Ag Committee Chair Frank Lucas says the new authorities granted in this guidance would mean farm ponds, stock tanks and seasonal runoff ditches could conceivably be included under new regulations. He says the economic impact on farmers, ranchers and rural communities would be devastating. Lucas says the President and his EPA must stop the pattern of over-regulation and intrusion into individual and state rights.
Transportation and Infrastructure Committee Chair John Mica says the Administration is doing everything it can to increase costs and regulatory burdens for American businesses, farmers and individual property owners. He notes this federal jurisdiction grab has been opposed by Congress for years – and says the Obama Administration and its agencies are ignoring law and rulemaking procedures in order to tighten the regulatory grip over every water body in the nation. According to Mica – the Administration needs to realize it’s not above the law.
NCBA Supports Measure to Stop Clean Water Act Manipulation
The legislation introduced Friday to prevent the EPA and the Army Corps of Engineers from using their clean water guidance to expand the regulatory regime under the Clean Water Act has the support of the National Cattlemen’s Beef Association and the Public Lands Council. According to NCBA President J.D. Alexander – the Administration has used guidance documents as opposed to going through the rulemaking process – which allows government officials to bypass the consideration of legal, economic and unintended consequences. While the guidance claims to provide clarity and certainty to landowners – PLC President John Falen says the only thing livestock producers can be clear and certain about if the guidance is finalized is more federal regulation and costly permits.

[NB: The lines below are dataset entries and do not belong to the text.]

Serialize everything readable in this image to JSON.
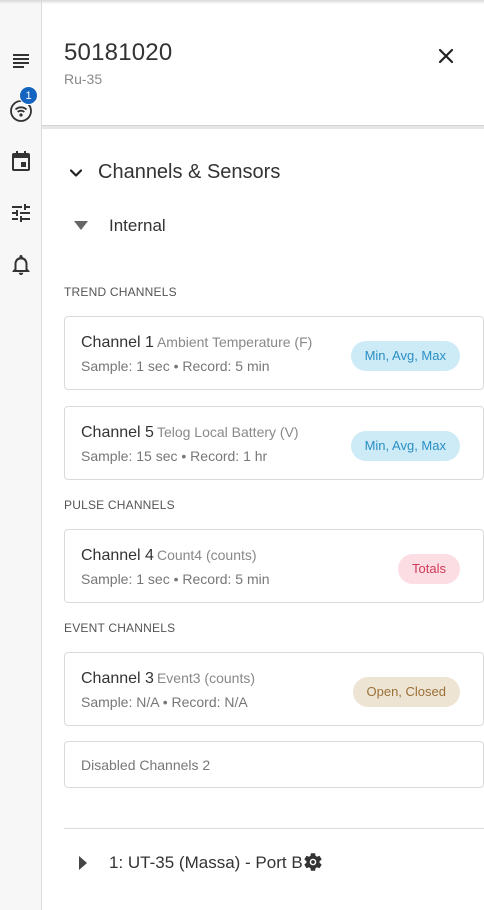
{
  "header": {
    "title": "50181020",
    "subtitle": "Ru-35"
  },
  "rail": {
    "notification_count": "1",
    "icons": [
      "list-icon",
      "wifi-icon",
      "calendar-icon",
      "sliders-icon",
      "bell-icon"
    ]
  },
  "section": {
    "title": "Channels & Sensors",
    "internal_label": "Internal"
  },
  "groups": {
    "trend": "TREND CHANNELS",
    "pulse": "PULSE CHANNELS",
    "event": "EVENT CHANNELS"
  },
  "channels": [
    {
      "name": "Channel 1",
      "desc": "Ambient Temperature (F)",
      "sample": "Sample: 1 sec • Record: 5 min",
      "chip": "Min, Avg, Max"
    },
    {
      "name": "Channel 5",
      "desc": "Telog Local Battery (V)",
      "sample": "Sample: 15 sec • Record: 1 hr",
      "chip": "Min, Avg, Max"
    },
    {
      "name": "Channel 4",
      "desc": "Count4 (counts)",
      "sample": "Sample: 1 sec • Record: 5 min",
      "chip": "Totals"
    },
    {
      "name": "Channel 3",
      "desc": "Event3 (counts)",
      "sample": "Sample: N/A • Record: N/A",
      "chip": "Open, Closed"
    }
  ],
  "disabled_label": "Disabled Channels 2",
  "port": {
    "label": "1: UT-35 (Massa) - Port B"
  },
  "colors": {
    "accent": "#1565c0",
    "chip_blue_bg": "#cdeaf7",
    "chip_blue_text": "#2a8fc4",
    "chip_pink_bg": "#fbdde3",
    "chip_pink_text": "#d23a57",
    "chip_tan_bg": "#eee4d4",
    "chip_tan_text": "#9a7038"
  }
}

Despite three Supreme Court rulings and a letter from 170 members of Congress opposing the guidance – Alexander says EPA and the Corps have crowned themselves kings of every drop of water in the country. He says the bill introduced by the leaders of the Transportation and Infrastructure Committee and the Agriculture Committee is the best path forward in preventing the guidance from becoming reality.
Source: NAFB News Service